Component data from apps and pages:
<<<<

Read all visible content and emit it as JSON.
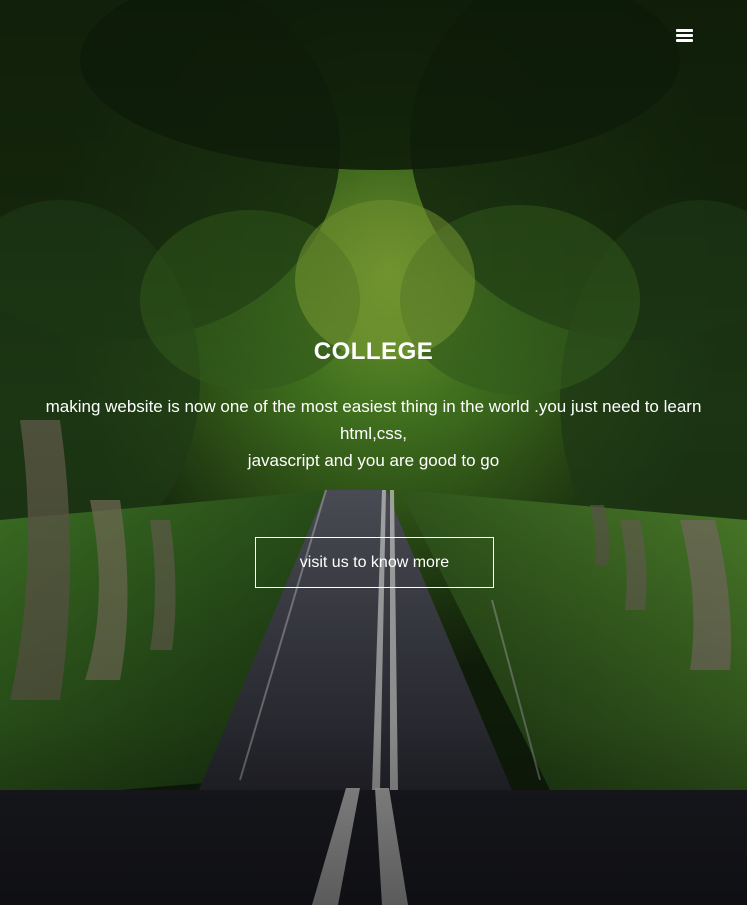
{
  "nav": {
    "menu_icon": "hamburger-menu-icon"
  },
  "hero": {
    "title": "COLLEGE",
    "description_line1": "making website is now one of the most easiest thing in the world .you just need to learn html,css,",
    "description_line2": "javascript and you are good to go",
    "cta_label": "visit us to know more"
  },
  "colors": {
    "text": "#ffffff",
    "foliage": "#2f5a1e",
    "road": "#2a2a36"
  }
}
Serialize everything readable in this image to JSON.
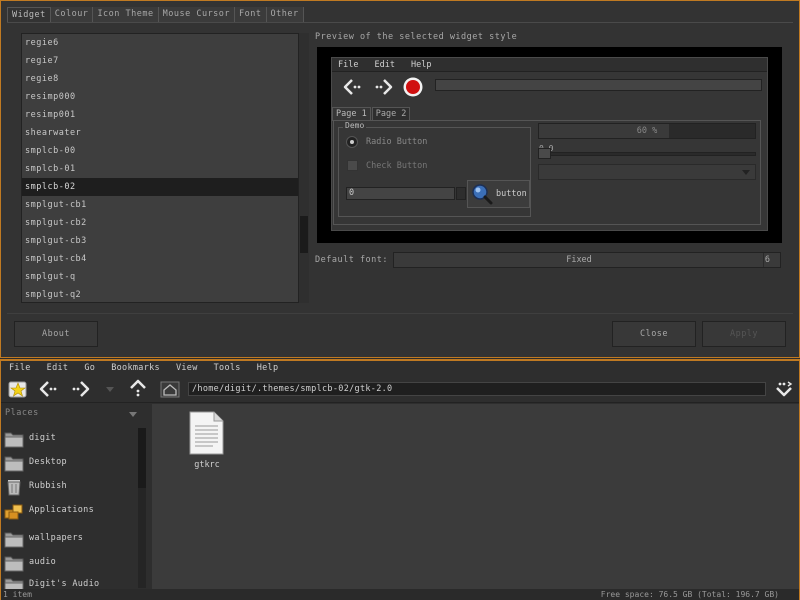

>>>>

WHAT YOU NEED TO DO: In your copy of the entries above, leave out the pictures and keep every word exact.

TASK OUTPUT:
Read all visible content and emit it as JSON.
{
  "nav": {
    "menu_icon": "hamburger-menu-icon"
  },
  "hero": {
    "title": "COLLEGE",
    "description_line1": "making website is now one of the most easiest thing in the world .you just need to learn html,css,",
    "description_line2": "javascript and you are good to go",
    "cta_label": "visit us to know more"
  },
  "colors": {
    "text": "#ffffff",
    "foliage": "#2f5a1e",
    "road": "#2a2a36"
  }
}
Serialize everything readable in this image to JSON.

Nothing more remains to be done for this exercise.